# What you need to do
Each entry below is to be restated word for word, with no pictures carried over.
Source records START
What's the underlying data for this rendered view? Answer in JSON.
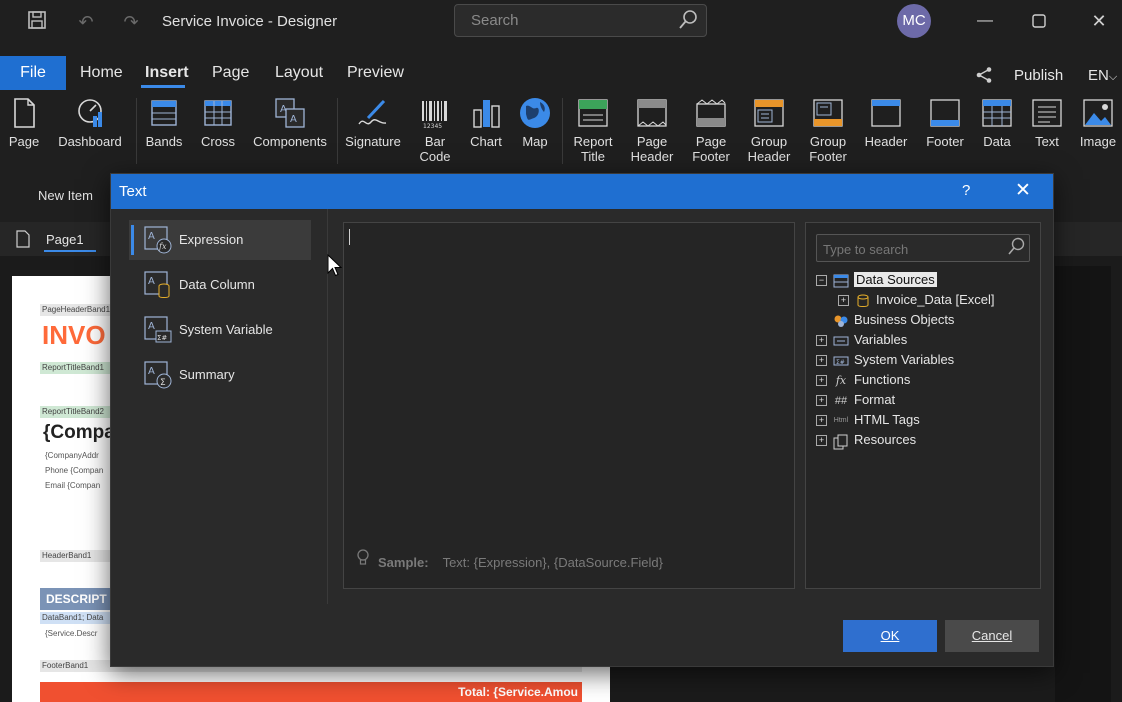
{
  "titlebar": {
    "doc_title": "Service Invoice  - Designer",
    "search_placeholder": "Search",
    "avatar_initials": "MC"
  },
  "ribbon_tabs": {
    "file": "File",
    "tabs": [
      {
        "label": "Home"
      },
      {
        "label": "Insert"
      },
      {
        "label": "Page"
      },
      {
        "label": "Layout"
      },
      {
        "label": "Preview"
      }
    ],
    "active_tab": "Insert",
    "publish": "Publish",
    "language": "EN"
  },
  "ribbon_items": [
    {
      "label": "Page",
      "icon": "page-icon"
    },
    {
      "label": "Dashboard",
      "icon": "dashboard-icon"
    },
    {
      "label": "Bands",
      "icon": "bands-icon"
    },
    {
      "label": "Cross",
      "icon": "cross-icon"
    },
    {
      "label": "Components",
      "icon": "components-icon"
    },
    {
      "label": "Signature",
      "icon": "signature-icon"
    },
    {
      "label": "Bar Code",
      "icon": "barcode-icon"
    },
    {
      "label": "Chart",
      "icon": "chart-icon"
    },
    {
      "label": "Map",
      "icon": "map-icon"
    },
    {
      "label": "Report Title",
      "icon": "report-title-icon"
    },
    {
      "label": "Page Header",
      "icon": "page-header-icon"
    },
    {
      "label": "Page Footer",
      "icon": "page-footer-icon"
    },
    {
      "label": "Group Header",
      "icon": "group-header-icon"
    },
    {
      "label": "Group Footer",
      "icon": "group-footer-icon"
    },
    {
      "label": "Header",
      "icon": "header-icon"
    },
    {
      "label": "Footer",
      "icon": "footer-icon"
    },
    {
      "label": "Data",
      "icon": "data-icon"
    },
    {
      "label": "Text",
      "icon": "text-icon"
    },
    {
      "label": "Image",
      "icon": "image-icon"
    }
  ],
  "new_item": "New Item",
  "page_tab": "Page1",
  "canvas": {
    "bands": {
      "page_header": "PageHeaderBand1",
      "report_title1": "ReportTitleBand1",
      "report_title2": "ReportTitleBand2",
      "header": "HeaderBand1",
      "data": "DataBand1; Data",
      "footer": "FooterBand1"
    },
    "invoice_title": "INVO",
    "company": "{Compa",
    "company_address": "{CompanyAddr",
    "phone": "Phone {Compan",
    "email": "Email {Compan",
    "description_header": "DESCRIPT",
    "service_field": "{Service.Descr",
    "total_label": "Total:",
    "total_value": "{Service.Amou"
  },
  "dialog": {
    "title": "Text",
    "help": "?",
    "close": "✕",
    "nav": [
      {
        "label": "Expression",
        "icon": "expression-icon"
      },
      {
        "label": "Data Column",
        "icon": "data-column-icon"
      },
      {
        "label": "System Variable",
        "icon": "system-variable-icon"
      },
      {
        "label": "Summary",
        "icon": "summary-icon"
      }
    ],
    "active_nav": "Expression",
    "sample_label": "Sample:",
    "sample_text": "Text: {Expression},   {DataSource.Field}",
    "tree_search_placeholder": "Type to search",
    "tree": [
      {
        "label": "Data Sources",
        "toggle": "−",
        "icon": "datasources-icon",
        "level": 0,
        "selected": true
      },
      {
        "label": "Invoice_Data [Excel]",
        "toggle": "+",
        "icon": "database-icon",
        "level": 1,
        "selected": false
      },
      {
        "label": "Business Objects",
        "toggle": "",
        "icon": "business-objects-icon",
        "level": 0,
        "selected": false
      },
      {
        "label": "Variables",
        "toggle": "+",
        "icon": "variables-icon",
        "level": 0,
        "selected": false
      },
      {
        "label": "System Variables",
        "toggle": "+",
        "icon": "system-variables-icon",
        "level": 0,
        "selected": false
      },
      {
        "label": "Functions",
        "toggle": "+",
        "icon": "functions-icon",
        "level": 0,
        "selected": false
      },
      {
        "label": "Format",
        "toggle": "+",
        "icon": "format-icon",
        "level": 0,
        "selected": false
      },
      {
        "label": "HTML Tags",
        "toggle": "+",
        "icon": "html-tags-icon",
        "level": 0,
        "selected": false
      },
      {
        "label": "Resources",
        "toggle": "+",
        "icon": "resources-icon",
        "level": 0,
        "selected": false
      }
    ],
    "ok": "OK",
    "cancel": "Cancel"
  },
  "colors": {
    "accent": "#1f6fd1",
    "ok_button": "#2f6fcf",
    "invoice_orange": "#ff6a3a",
    "total_bar": "#f05030"
  }
}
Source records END
# Answer space
What's the underlying data for this rendered view? Answer in JSON.
{
  "titlebar": {
    "doc_title": "Service Invoice  - Designer",
    "search_placeholder": "Search",
    "avatar_initials": "MC"
  },
  "ribbon_tabs": {
    "file": "File",
    "tabs": [
      {
        "label": "Home"
      },
      {
        "label": "Insert"
      },
      {
        "label": "Page"
      },
      {
        "label": "Layout"
      },
      {
        "label": "Preview"
      }
    ],
    "active_tab": "Insert",
    "publish": "Publish",
    "language": "EN"
  },
  "ribbon_items": [
    {
      "label": "Page",
      "icon": "page-icon"
    },
    {
      "label": "Dashboard",
      "icon": "dashboard-icon"
    },
    {
      "label": "Bands",
      "icon": "bands-icon"
    },
    {
      "label": "Cross",
      "icon": "cross-icon"
    },
    {
      "label": "Components",
      "icon": "components-icon"
    },
    {
      "label": "Signature",
      "icon": "signature-icon"
    },
    {
      "label": "Bar Code",
      "icon": "barcode-icon"
    },
    {
      "label": "Chart",
      "icon": "chart-icon"
    },
    {
      "label": "Map",
      "icon": "map-icon"
    },
    {
      "label": "Report Title",
      "icon": "report-title-icon"
    },
    {
      "label": "Page Header",
      "icon": "page-header-icon"
    },
    {
      "label": "Page Footer",
      "icon": "page-footer-icon"
    },
    {
      "label": "Group Header",
      "icon": "group-header-icon"
    },
    {
      "label": "Group Footer",
      "icon": "group-footer-icon"
    },
    {
      "label": "Header",
      "icon": "header-icon"
    },
    {
      "label": "Footer",
      "icon": "footer-icon"
    },
    {
      "label": "Data",
      "icon": "data-icon"
    },
    {
      "label": "Text",
      "icon": "text-icon"
    },
    {
      "label": "Image",
      "icon": "image-icon"
    }
  ],
  "new_item": "New Item",
  "page_tab": "Page1",
  "canvas": {
    "bands": {
      "page_header": "PageHeaderBand1",
      "report_title1": "ReportTitleBand1",
      "report_title2": "ReportTitleBand2",
      "header": "HeaderBand1",
      "data": "DataBand1; Data",
      "footer": "FooterBand1"
    },
    "invoice_title": "INVO",
    "company": "{Compa",
    "company_address": "{CompanyAddr",
    "phone": "Phone {Compan",
    "email": "Email {Compan",
    "description_header": "DESCRIPT",
    "service_field": "{Service.Descr",
    "total_label": "Total:",
    "total_value": "{Service.Amou"
  },
  "dialog": {
    "title": "Text",
    "help": "?",
    "close": "✕",
    "nav": [
      {
        "label": "Expression",
        "icon": "expression-icon"
      },
      {
        "label": "Data Column",
        "icon": "data-column-icon"
      },
      {
        "label": "System Variable",
        "icon": "system-variable-icon"
      },
      {
        "label": "Summary",
        "icon": "summary-icon"
      }
    ],
    "active_nav": "Expression",
    "sample_label": "Sample:",
    "sample_text": "Text: {Expression},   {DataSource.Field}",
    "tree_search_placeholder": "Type to search",
    "tree": [
      {
        "label": "Data Sources",
        "toggle": "−",
        "icon": "datasources-icon",
        "level": 0,
        "selected": true
      },
      {
        "label": "Invoice_Data [Excel]",
        "toggle": "+",
        "icon": "database-icon",
        "level": 1,
        "selected": false
      },
      {
        "label": "Business Objects",
        "toggle": "",
        "icon": "business-objects-icon",
        "level": 0,
        "selected": false
      },
      {
        "label": "Variables",
        "toggle": "+",
        "icon": "variables-icon",
        "level": 0,
        "selected": false
      },
      {
        "label": "System Variables",
        "toggle": "+",
        "icon": "system-variables-icon",
        "level": 0,
        "selected": false
      },
      {
        "label": "Functions",
        "toggle": "+",
        "icon": "functions-icon",
        "level": 0,
        "selected": false
      },
      {
        "label": "Format",
        "toggle": "+",
        "icon": "format-icon",
        "level": 0,
        "selected": false
      },
      {
        "label": "HTML Tags",
        "toggle": "+",
        "icon": "html-tags-icon",
        "level": 0,
        "selected": false
      },
      {
        "label": "Resources",
        "toggle": "+",
        "icon": "resources-icon",
        "level": 0,
        "selected": false
      }
    ],
    "ok": "OK",
    "cancel": "Cancel"
  },
  "colors": {
    "accent": "#1f6fd1",
    "ok_button": "#2f6fcf",
    "invoice_orange": "#ff6a3a",
    "total_bar": "#f05030"
  }
}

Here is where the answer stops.